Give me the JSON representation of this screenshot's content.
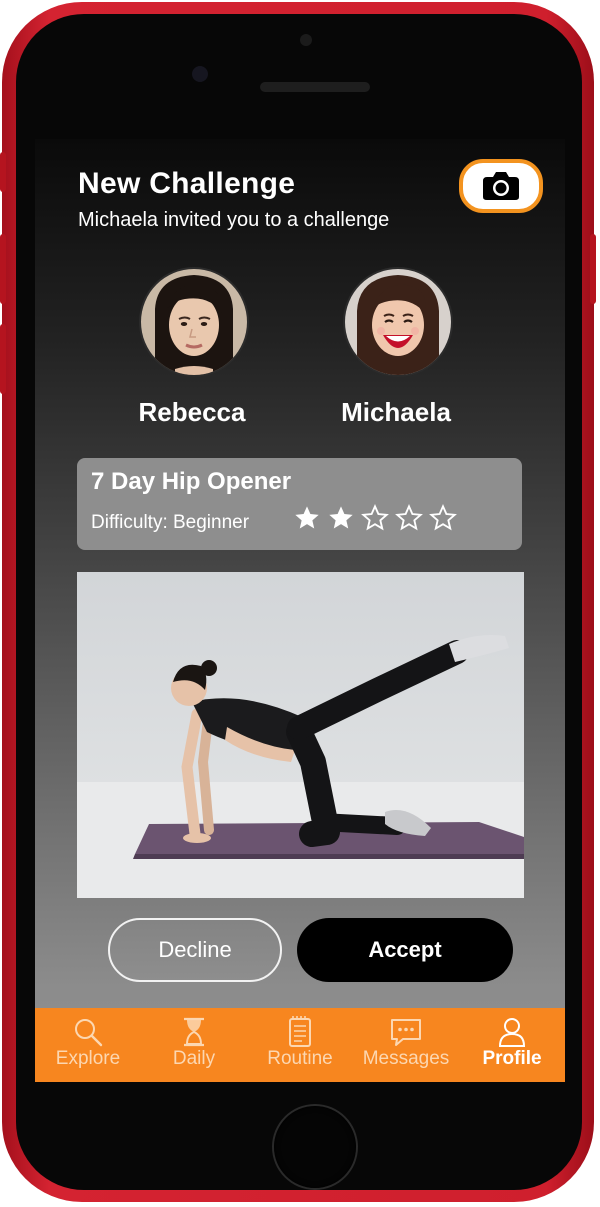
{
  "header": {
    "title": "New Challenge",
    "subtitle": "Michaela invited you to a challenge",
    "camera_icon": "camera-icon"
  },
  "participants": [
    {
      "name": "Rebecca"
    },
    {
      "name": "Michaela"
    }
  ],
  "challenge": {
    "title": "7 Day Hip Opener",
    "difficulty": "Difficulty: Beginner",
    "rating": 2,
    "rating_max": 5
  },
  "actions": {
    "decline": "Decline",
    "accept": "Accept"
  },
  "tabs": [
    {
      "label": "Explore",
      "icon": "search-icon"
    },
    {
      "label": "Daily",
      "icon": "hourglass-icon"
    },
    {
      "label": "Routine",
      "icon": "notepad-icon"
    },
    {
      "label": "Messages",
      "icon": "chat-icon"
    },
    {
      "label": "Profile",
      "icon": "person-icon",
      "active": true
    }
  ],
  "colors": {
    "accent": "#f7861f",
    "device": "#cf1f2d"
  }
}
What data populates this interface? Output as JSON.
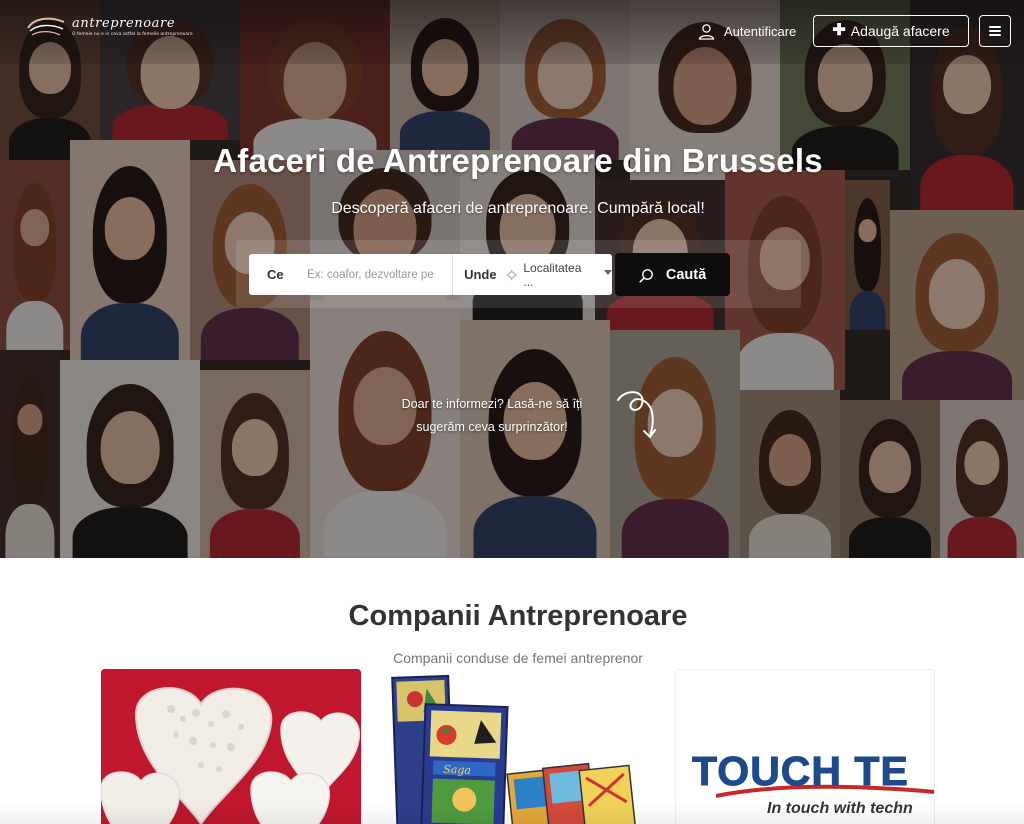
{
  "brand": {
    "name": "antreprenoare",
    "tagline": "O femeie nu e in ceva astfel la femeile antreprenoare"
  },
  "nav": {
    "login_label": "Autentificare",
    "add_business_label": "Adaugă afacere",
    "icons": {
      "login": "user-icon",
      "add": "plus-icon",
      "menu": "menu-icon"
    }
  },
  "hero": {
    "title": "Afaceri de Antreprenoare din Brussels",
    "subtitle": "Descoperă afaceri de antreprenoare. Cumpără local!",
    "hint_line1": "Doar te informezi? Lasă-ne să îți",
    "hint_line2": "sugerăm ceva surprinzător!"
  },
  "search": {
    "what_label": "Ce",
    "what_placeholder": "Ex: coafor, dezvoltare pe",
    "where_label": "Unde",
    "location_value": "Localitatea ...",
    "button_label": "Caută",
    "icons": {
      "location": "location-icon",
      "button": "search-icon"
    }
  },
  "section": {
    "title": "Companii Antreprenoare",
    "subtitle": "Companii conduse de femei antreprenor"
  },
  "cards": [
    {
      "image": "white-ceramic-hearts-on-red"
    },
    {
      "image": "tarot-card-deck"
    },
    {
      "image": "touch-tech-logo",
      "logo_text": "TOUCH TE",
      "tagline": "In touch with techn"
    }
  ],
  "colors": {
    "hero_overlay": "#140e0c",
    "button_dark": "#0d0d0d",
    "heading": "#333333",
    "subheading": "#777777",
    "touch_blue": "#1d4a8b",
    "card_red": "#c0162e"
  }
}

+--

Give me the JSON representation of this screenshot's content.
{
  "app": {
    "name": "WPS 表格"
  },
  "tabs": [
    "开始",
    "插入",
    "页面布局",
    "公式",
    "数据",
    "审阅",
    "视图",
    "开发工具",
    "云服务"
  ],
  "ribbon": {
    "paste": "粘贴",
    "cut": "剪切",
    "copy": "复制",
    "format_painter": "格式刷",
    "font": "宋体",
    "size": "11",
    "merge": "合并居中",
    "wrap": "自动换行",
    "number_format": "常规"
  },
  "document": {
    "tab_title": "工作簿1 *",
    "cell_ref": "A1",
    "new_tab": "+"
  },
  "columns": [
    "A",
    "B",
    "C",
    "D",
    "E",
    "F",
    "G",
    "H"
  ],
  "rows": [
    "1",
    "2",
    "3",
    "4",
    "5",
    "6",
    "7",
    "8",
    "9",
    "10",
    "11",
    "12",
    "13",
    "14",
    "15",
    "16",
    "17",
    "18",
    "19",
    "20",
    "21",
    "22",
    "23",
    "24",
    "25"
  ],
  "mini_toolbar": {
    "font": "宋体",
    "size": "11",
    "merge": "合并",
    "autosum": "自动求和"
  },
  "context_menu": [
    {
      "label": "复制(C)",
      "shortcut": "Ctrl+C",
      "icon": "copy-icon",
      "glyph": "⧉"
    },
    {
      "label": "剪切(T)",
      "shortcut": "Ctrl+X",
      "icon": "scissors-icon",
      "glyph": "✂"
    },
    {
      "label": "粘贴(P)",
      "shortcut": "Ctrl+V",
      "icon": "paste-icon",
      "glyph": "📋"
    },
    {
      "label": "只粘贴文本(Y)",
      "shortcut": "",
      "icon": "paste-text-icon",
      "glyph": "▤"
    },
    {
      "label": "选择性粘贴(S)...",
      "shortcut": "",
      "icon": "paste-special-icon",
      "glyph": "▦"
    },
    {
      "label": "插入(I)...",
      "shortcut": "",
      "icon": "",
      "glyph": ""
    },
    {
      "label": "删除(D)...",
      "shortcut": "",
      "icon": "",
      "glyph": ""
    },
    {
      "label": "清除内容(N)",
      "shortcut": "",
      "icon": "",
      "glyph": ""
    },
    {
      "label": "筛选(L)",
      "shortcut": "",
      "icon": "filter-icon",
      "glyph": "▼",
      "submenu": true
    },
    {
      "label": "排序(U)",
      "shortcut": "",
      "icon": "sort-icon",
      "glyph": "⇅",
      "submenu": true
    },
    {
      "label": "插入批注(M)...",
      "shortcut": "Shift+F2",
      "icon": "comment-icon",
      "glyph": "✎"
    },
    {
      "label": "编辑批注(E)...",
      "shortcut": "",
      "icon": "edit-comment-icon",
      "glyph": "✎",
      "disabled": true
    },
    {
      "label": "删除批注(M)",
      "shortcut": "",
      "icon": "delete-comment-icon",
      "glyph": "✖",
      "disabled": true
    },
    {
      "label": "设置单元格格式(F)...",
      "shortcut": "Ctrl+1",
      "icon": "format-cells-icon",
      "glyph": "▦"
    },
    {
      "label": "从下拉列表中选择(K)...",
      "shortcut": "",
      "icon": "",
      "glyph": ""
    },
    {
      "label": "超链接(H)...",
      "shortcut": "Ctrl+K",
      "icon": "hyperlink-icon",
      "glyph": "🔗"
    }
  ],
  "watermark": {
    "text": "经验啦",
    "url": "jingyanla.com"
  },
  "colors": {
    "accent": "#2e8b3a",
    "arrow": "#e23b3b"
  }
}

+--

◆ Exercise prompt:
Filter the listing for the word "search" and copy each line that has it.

◆ Expected output:
      "icon": "search-icon"
  "search": {
      "button": "search-icon"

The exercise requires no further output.